In other forms of the sensing apparatus of the present invention the sensor housing (of one or other of the forms disclosed above) may optionally have a heating element. Often when sensors are exposed to condensate they can become saturated and may begin to sense inaccurately. By heating the inside of the housing and sensor, the sensors performance or response can be optimised. A heating element may be housed within the sensor housing in a manner such that the heating element is physically detached from the sensor and which provides indirect heating of the sensor. In other forms the heating element may be physically attached to the sensor providing direct heating of the sensor. In yet another form the heating element may be attached to the outside of the sensor housing providing for indirect heating of the sensor via heating of the sensor housing.
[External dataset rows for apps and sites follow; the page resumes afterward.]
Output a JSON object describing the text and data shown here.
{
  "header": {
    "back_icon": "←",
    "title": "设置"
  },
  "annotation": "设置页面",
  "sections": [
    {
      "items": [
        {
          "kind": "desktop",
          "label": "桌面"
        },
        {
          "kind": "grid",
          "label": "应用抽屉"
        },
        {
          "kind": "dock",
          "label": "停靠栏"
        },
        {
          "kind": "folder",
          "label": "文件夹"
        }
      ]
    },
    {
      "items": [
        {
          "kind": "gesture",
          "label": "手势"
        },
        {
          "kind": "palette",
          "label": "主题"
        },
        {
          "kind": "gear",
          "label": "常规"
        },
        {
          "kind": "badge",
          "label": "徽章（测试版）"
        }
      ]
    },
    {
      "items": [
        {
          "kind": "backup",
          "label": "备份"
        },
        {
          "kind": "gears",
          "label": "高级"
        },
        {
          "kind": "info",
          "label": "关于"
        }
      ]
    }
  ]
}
Referenced by
Citing PatentFiling datePublication dateApplicantTitle
US7360398 *Aug 23, 2006Apr 22, 2008Sherwood Services AgReceptacle for sensors
US8240306 *Jul 18, 2008Aug 14, 2012Vapotherm, Inc.Base unit for breathing gas heating and humidification system
US8245709Aug 20, 2008Aug 21, 2012Dräger Medical GmbHRespiration humidifier
US20110186048 *Jan 28, 2011Aug 4, 2011Benjamin Wilson CasseConnection interface between a breathing assistance unit and a peripheral device
DE102007039391A1Aug 21, 2007Feb 26, 2009Dräger Medical AG & Co. KGBeatmungsanfeuchter
EP2424432A1 *Apr 27, 2010Mar 7, 2012Rostrum Medical Innovations Inc.Apparatus and method for monitoring the degree of integration between the functions of the heart and the lungs, and the therapeutic success of resuscitative interventions
Classifications
U.S. Classification128/204.22, 128/203.16, 128/203.17
International ClassificationA61M16/00, A61M16/10, A61M16/16
Cooperative ClassificationA61M16/0069, A61M2016/0039, A61M16/161, A61M16/16, A61M16/0816, A61M2205/3368, A61M16/109
European ClassificationA61M16/08D, A61M16/16
Legal Events
DateCodeEventDescription
Mar 12, 2014FPAYFee payment
Year of fee payment: 4
Sep 2, 2005ASAssignment
Owner name: FISHER & PAYKEL HEALTHCARE LIMITED, NEW ZEALAND
Free format text: ASSIGNMENT OF ASSIGNORS INTEREST;ASSIGNORS:BREMNER, MICHAEL BRIAN EDWARD;HUDDART, BRETT JOHN;MACKIE, SCOTT ROBERT;REEL/FRAME:016488/0435;SIGNING DATES FROM 20050506 TO 20050602
Free format text: ASSIGNMENT OF ASSIGNORS INTEREST;ASSIGNORS:BREMNER, MICHAEL BRIAN EDWARD;HUDDART, BRETT JOHN;MACKIE, SCOTT ROBERT;SIGNING DATES FROM 20050506 TO 20050602;REEL/FRAME:016488/0435